The checking account comes with a biodegradable debit card that can be thrown into a household compost bin (after the magnetic stripe and chip are removed), and a promise from Bank of the West to donate 1% of its annual net profits from the checking accounts to environmental organizations. Donations will be funneled through 1% for the Planet, a global movement founded by Yvon Chouinard of Patagonia and Craig Mathews of Blue Ribbon Flies that encourages companies and individuals to help protect the natural resources they so often benefit from.  

The Bank of the West program’s first recipient will be Protect Our Winters (POW), an environmental advocacy nonprofit founded by professional snowboarder Jeremey Jones and headquartered in Boulder.

Chris Bennett @chrisbennettphoto Mario Molina

“Ultimately, we need the large-scale systemic shifts across both financial institutions and government policy,” says Mario Molina, executive director at POW. “But the way that we get there is by having people be more aware of the issue and more aware of where these large footprints come from. We see [the new checking account] as an educational tool to raise further awareness on the issue and how we can track emissions back to the main problem.”

Molina says POW expects to receive about $100,000 through its partnership with Bank of the West in the first year, and those funds will go toward supporting the organization’s Stop the Money Pipeline divestment campaign, as well as the distribution of a recent research report — Motivating Lifestyle Driven Advocacy — across the outdoor industry.  

Stuart from Bank of the West only expects the environmental checking account program to grow, resulting in increased donations over the lifetime of each account. The bank is also looking at expanding the idea to other accounts in its portfolio, enabling the company to donate to other partner organizations like Conservation Alliance, Nature Bridge and the Sustainable Ocean Alliance, among others. 

Although Bank of the West has exclusive licensing for the Doconomy technology in the U.S. for the next year, Wikström says there are plans to expand the program to other financial institutions after that. 

Plus, the carbon tracker for personal finances is only part of Doconomy’s vision to enable a sustainable lifestyle for everyone. The company is also working on a carbon emissions limit for credit cards, which would freeze spending when a per capita cap on emissions is reached, much like how a standard credit limit works.

“If we use what’s already in place to illustrate environmental impact, rather than financial impact, we can come a long way,” Wikström says. “We don’t have any bank implementing it yet, but the technology is in place.” 

And Doconomy just released its 2030 Calculator in conjunction with the U.N. Climate Secretary. It’s an automated system to measure the carbon footprint of individual products and brands free of charge, which could be used in carbon labeling products.  Doconomy’s eventual goal is to aggregate all of the information it collects into an open source database dubbed the Global Carbon Files so that everyone — from institutions to consumers — can have access to the information to better understand lifestyle choices comparatively across industries and products. 

Currently, Doconomy is operating in six countries around the world, but interest in the technology is rapidly increasing, as awareness of the climate crisis continues to grow. 

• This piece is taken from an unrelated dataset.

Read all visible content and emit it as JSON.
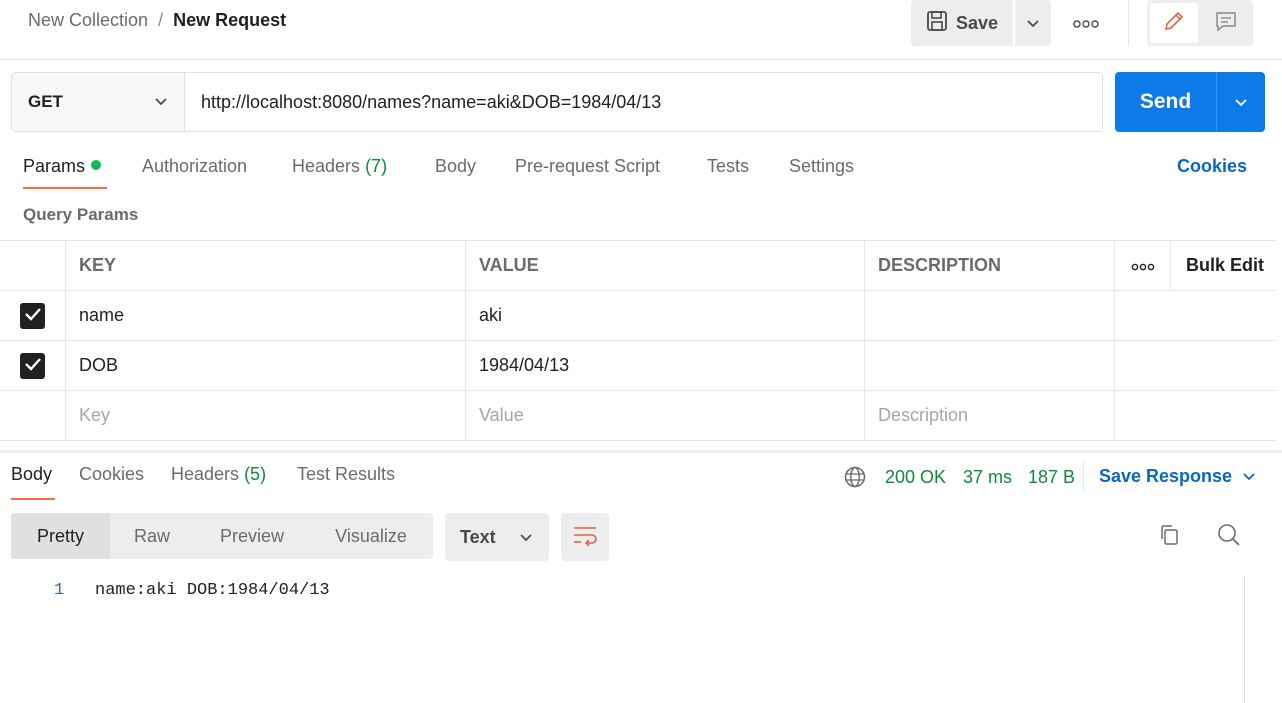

“The climate crisis challenge is greater than any one bank can address on its own,” Wikström says. “I definitely think [the carbon tracker] is something that should be default, really, because how can you make an informed decision if you’re going to have the financial impact, but not the environmental impact at hand when making your choice?”  

The story has been updated to include Johan Pihl.